Embrace Multilateralism, Resist Temptation of Pursuing Isolationist Policies, Deputy Secretary-General Stresses in Message to Global Supply Chain Forum

Following is UN Deputy Secretary-General Amina Mohammed’s message on the occasion of the Global Supply Chain Forum, in Bridgetown today:

It is a pleasure to join you, and I thank the Government and people of Barbados for their warm welcome and generous hospitality.

Today, global trade is fraught with challenges and uncertainties — threatening decades of progress and our attainment of the Sustainable Development Goals.

Last year, trade volume fell more than 1 per cent.  Compare that to an average growth rate of 2.5 per cent since 2010.  Meanwhile, we witnessed a staggering surge in trade restrictions, with approximately 3,000 measures imposed.  That is almost three times the level of 2019.

Geopolitical tensions are fragmenting global trade.  Since the war in Ukraine began, trade between rival blocs has lagged — growing up to 6 per cent slower than trade within blocs themselves. If these trends continue unabated, decades of economic convergence and shared prosperity could rapidly unravel with dire consequences for people, especially in the most vulnerable countries.

In this context, global supply chains emerge as a new source of vulnerability.  The COVID-19 pandemic was the first wake-up call — exposing the fragility of our intricate networks, and the cascading effects of disruptions.  More recently, we have witnessed conflict and climate change devastate critical trade routes.

Turmoil in Ukraine and Yemen has disrupted vital shipping lanes. The climate crisis has brought unprecedented drought to the Panama Canal and has forced authorities to restrict maritime traffic, impacting trade.  The ripple effects of these disruptions have been staggering — significant delays, increased costs and economic uncertainty, especially for women and youth who are the backbone of small and medium enterprises.

In the face of these challenges, a strong and coordinated multilateral response is paramount.

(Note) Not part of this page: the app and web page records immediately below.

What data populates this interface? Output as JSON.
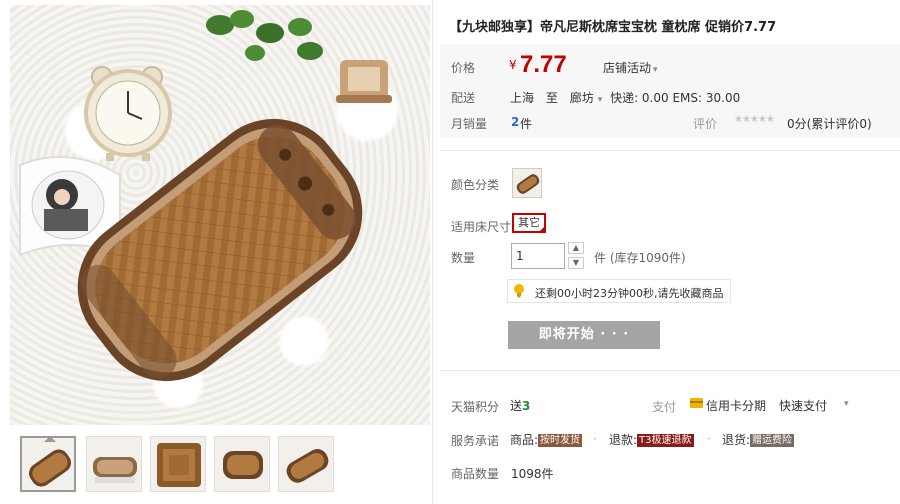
{
  "product": {
    "title": "【九块邮独享】帝凡尼斯枕席宝宝枕 童枕席 促销价7.77"
  },
  "price": {
    "label": "价格",
    "currency_symbol": "¥",
    "value": "7.77",
    "promo_link": "店铺活动",
    "promo_caret": "▾"
  },
  "shipping": {
    "label": "配送",
    "from": "上海",
    "to_word": "至",
    "destination": "廊坊",
    "dest_caret": "▾",
    "fees": "快递: 0.00 EMS: 30.00"
  },
  "sales": {
    "label": "月销量",
    "count": "2",
    "unit": "件"
  },
  "reviews": {
    "label": "评价",
    "stars": "★★★★★",
    "text": "0分(累计评价0)"
  },
  "color": {
    "label": "颜色分类"
  },
  "bed_size": {
    "label": "适用床尺寸",
    "option": "其它"
  },
  "quantity": {
    "label": "数量",
    "value": "1",
    "up": "▲",
    "down": "▼",
    "stock": "件 (库存1090件)"
  },
  "countdown": {
    "text": "还剩00小时23分钟00秒,请先收藏商品"
  },
  "start_button": {
    "label": "即将开始 · · ·"
  },
  "points": {
    "label": "天猫积分",
    "prefix": "送",
    "value": "3"
  },
  "payment": {
    "label": "支付",
    "credit_card": "信用卡分期",
    "quick_pay": "快速支付",
    "caret": "▾"
  },
  "service": {
    "label": "服务承诺",
    "goods_prefix": "商品:",
    "goods_tag": "按时发货",
    "refund_prefix": "退款:",
    "refund_tag": "T3极速退款",
    "return_prefix": "退货:",
    "return_tag": "赠运费险",
    "separator": "·"
  },
  "goods_count": {
    "label": "商品数量",
    "value": "1098件"
  },
  "colors": {
    "price_red": "#c40000",
    "button_gray": "#a5a5a5",
    "link_blue": "#3366cc",
    "points_green": "#2d8a2d",
    "tag_brown": "#8b5a3c",
    "tag_red": "#8b1a1a",
    "tag_gray": "#7a6a63",
    "mat_brown": "#a9743c",
    "mat_border": "#6b4428"
  },
  "icons": {
    "timer": "lightbulb-icon",
    "card": "credit-card-icon"
  }
}
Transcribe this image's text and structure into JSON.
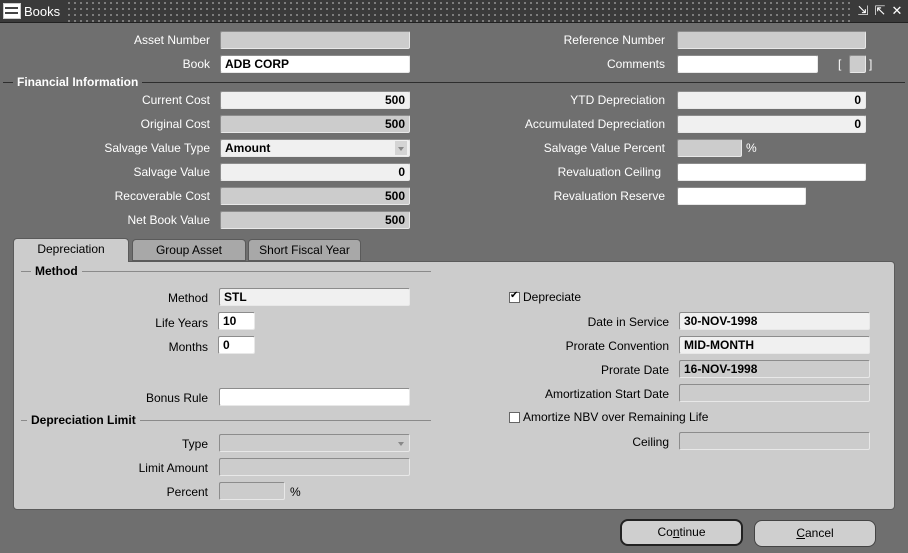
{
  "window": {
    "title": "Books",
    "controls": [
      "minimize-icon",
      "maximize-icon",
      "close-icon"
    ]
  },
  "header": {
    "asset_number": {
      "label": "Asset Number",
      "value": ""
    },
    "book": {
      "label": "Book",
      "value": "ADB CORP"
    },
    "reference_number": {
      "label": "Reference Number",
      "value": ""
    },
    "comments": {
      "label": "Comments",
      "value": "",
      "bracket_open": "[",
      "bracket_close": "]"
    }
  },
  "financial": {
    "section_title": "Financial Information",
    "current_cost": {
      "label": "Current Cost",
      "value": "500"
    },
    "original_cost": {
      "label": "Original Cost",
      "value": "500"
    },
    "salvage_value_type": {
      "label": "Salvage Value Type",
      "value": "Amount"
    },
    "salvage_value": {
      "label": "Salvage Value",
      "value": "0"
    },
    "recoverable_cost": {
      "label": "Recoverable Cost",
      "value": "500"
    },
    "net_book_value": {
      "label": "Net Book Value",
      "value": "500"
    },
    "ytd_depreciation": {
      "label": "YTD Depreciation",
      "value": "0"
    },
    "accumulated_depreciation": {
      "label": "Accumulated Depreciation",
      "value": "0"
    },
    "salvage_value_percent": {
      "label": "Salvage Value Percent",
      "value": "",
      "unit": "%"
    },
    "revaluation_ceiling": {
      "label": "Revaluation Ceiling",
      "value": ""
    },
    "revaluation_reserve": {
      "label": "Revaluation Reserve",
      "value": ""
    }
  },
  "tabs": [
    {
      "label": "Depreciation",
      "active": true
    },
    {
      "label": "Group Asset",
      "active": false
    },
    {
      "label": "Short Fiscal Year",
      "active": false
    }
  ],
  "depreciation": {
    "method_section": "Method",
    "method": {
      "label": "Method",
      "value": "STL"
    },
    "life_years": {
      "label": "Life Years",
      "value": "10"
    },
    "months": {
      "label": "Months",
      "value": "0"
    },
    "bonus_rule": {
      "label": "Bonus Rule",
      "value": ""
    },
    "depreciate": {
      "label": "Depreciate",
      "checked": true
    },
    "date_in_service": {
      "label": "Date in Service",
      "value": "30-NOV-1998"
    },
    "prorate_convention": {
      "label": "Prorate Convention",
      "value": "MID-MONTH"
    },
    "prorate_date": {
      "label": "Prorate Date",
      "value": "16-NOV-1998"
    },
    "amortization_start_date": {
      "label": "Amortization Start Date",
      "value": ""
    },
    "amortize_nbv": {
      "label": "Amortize NBV over Remaining Life",
      "checked": false
    },
    "ceiling": {
      "label": "Ceiling",
      "value": ""
    },
    "limit_section": "Depreciation Limit",
    "type": {
      "label": "Type",
      "value": ""
    },
    "limit_amount": {
      "label": "Limit Amount",
      "value": ""
    },
    "percent": {
      "label": "Percent",
      "value": "",
      "unit": "%"
    }
  },
  "buttons": {
    "continue": {
      "pre": "Co",
      "mnemonic": "n",
      "post": "tinue"
    },
    "cancel": {
      "pre": "",
      "mnemonic": "C",
      "post": "ancel"
    }
  }
}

First, we must resist the temptation of pursuing isolationist policies, as we witnessed during the pandemic.  Instead, we must embrace multilateralism — recognizing that our fates are intertwined and that no nation can thrive in isolation, even more so as we face the advent of new technologies.

This Global Supply Chain Forum is a testament to our collective determination to address these challenges head-on.  It is a platform for dialogue, collaboration and collective action; bringing together stakeholders from every corner of the globe to confront challenges and explore solutions.

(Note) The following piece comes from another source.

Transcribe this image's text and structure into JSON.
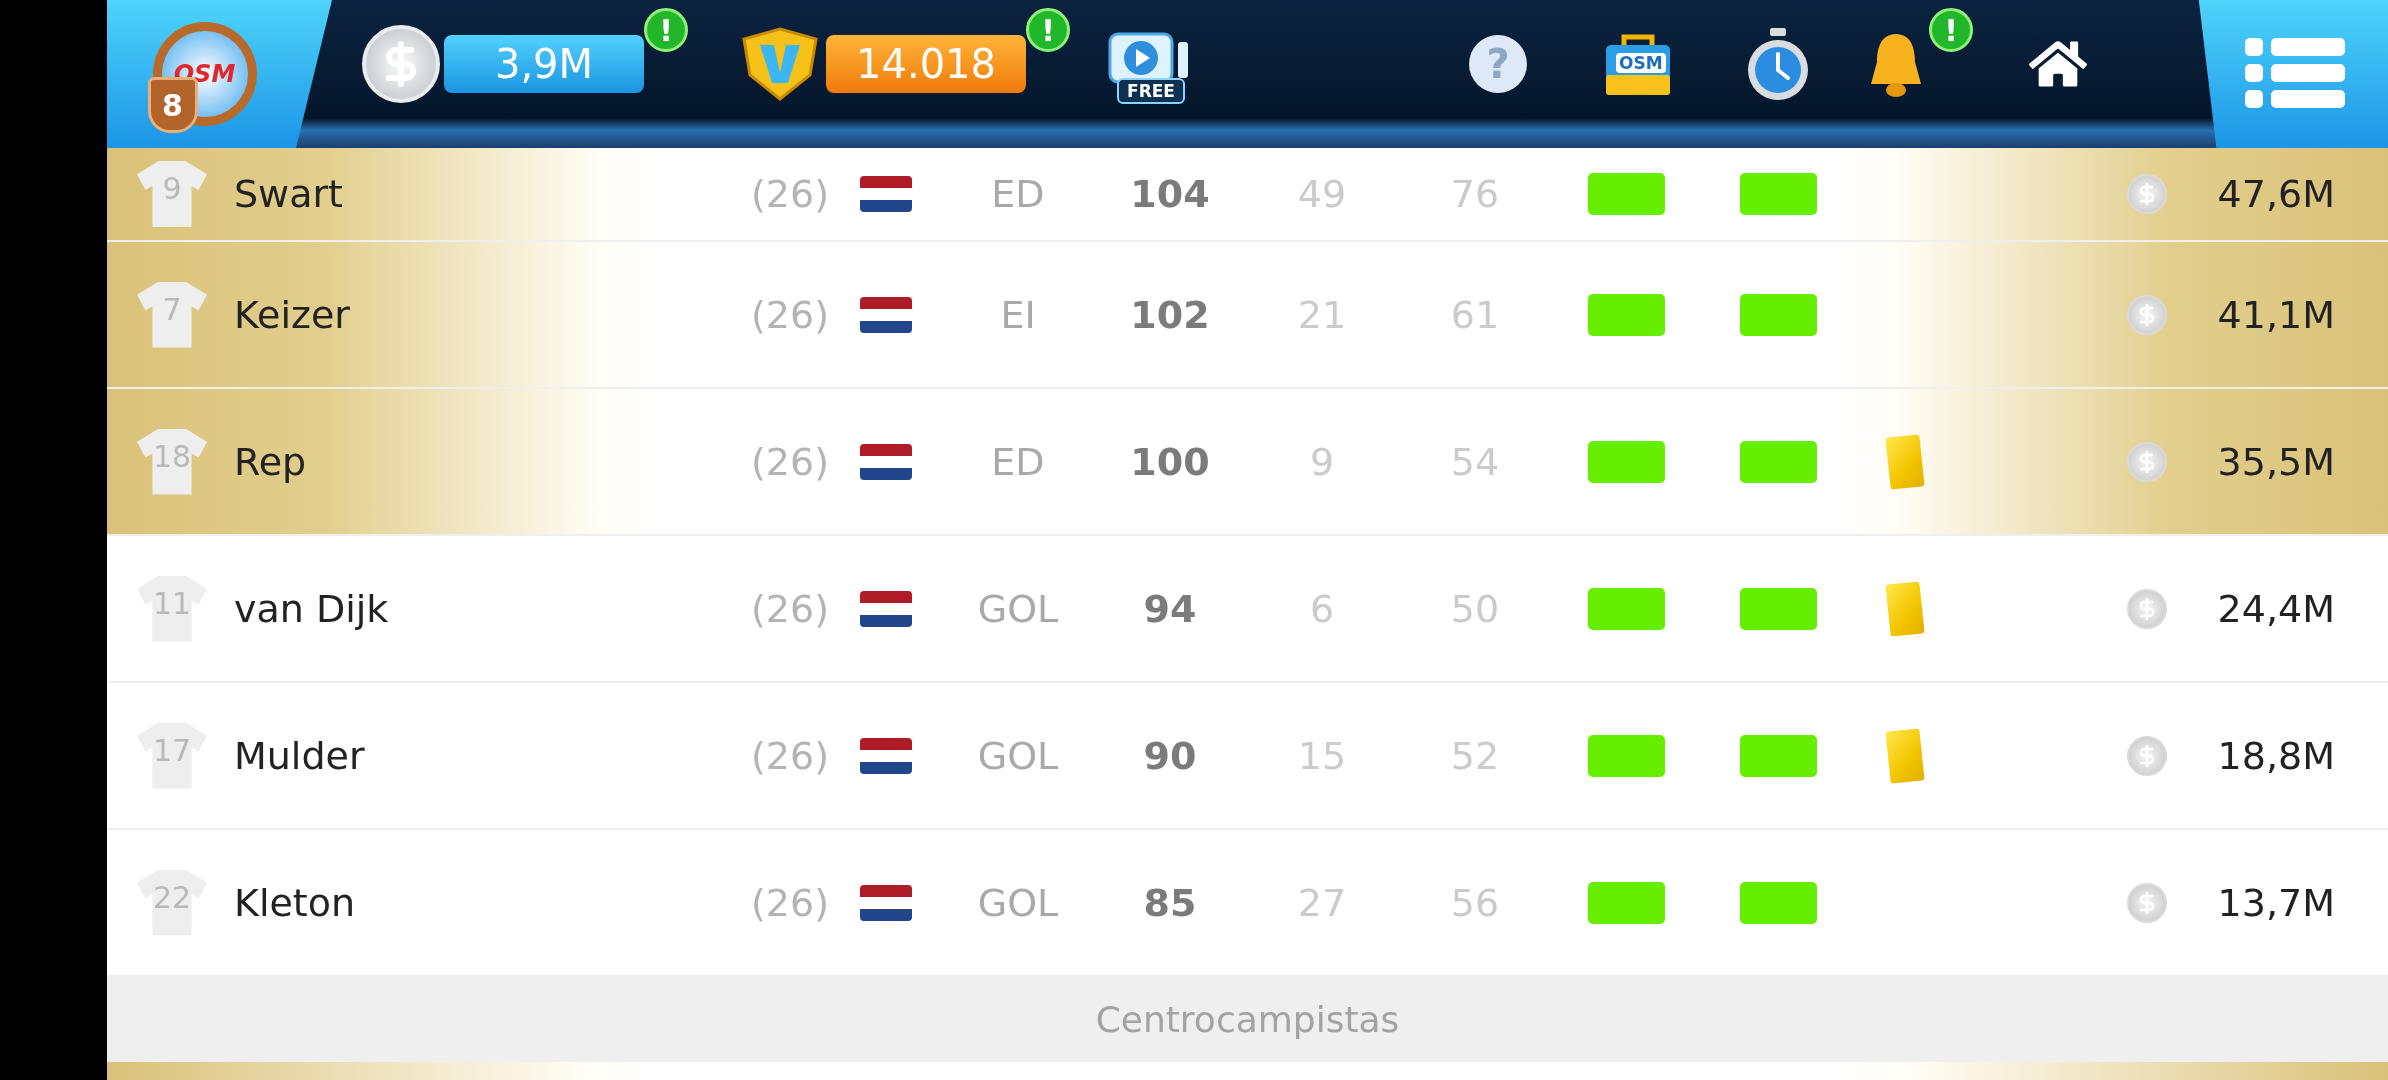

Second, one of the key themes of this Forum is the regional response to supply chain disruptions.  The impact of these disruptions can vary significantly across regions.

We must tailor our strategies to mitigate the effects of these disruptions and foster resilience.  Policy measures to prioritize diversification, improve logistics and strengthen collaboration can help address challenges and ensure sustainable growth for every region.

Third, we must address the unique challenges faced by small island developing States.

Their geographical isolation, dispersed populations and reliance on external markets render them particularly vulnerable to supply chain disruptions.  For example, 17 small island developing States are among the 30 economies least connected to liner shipping.  Although rising container shipping costs increase consumer prices worldwide, the impact on small island developing States is five times greater than the global average.

This Forum presents an opportunity to address these challenges and develop pragmatic approaches to sustainable development and resilient transport for small island developing States.

Solidarity and cooperation have defined the United Nations Conference on Trade and Development’s (UNCTAD) six-decade journey. Let us embrace that spirit today.

This Forum marks a pivotal moment, as we chart a new path forward — one that is inclusive, sustainable and resilient in the face of change.  The discussions and outcomes of this meeting will accelerate our progress towards the Sustainable Development Goals and shape UNCTAD’s agenda.

Let’s make the most of this chance.  Let’s use this Forum to help forge a brighter future.  A future where no nation is left behind.  A future where global trade remains a powerful force for economic growth, prosperity and sustainable development.

For information media. Not an official record.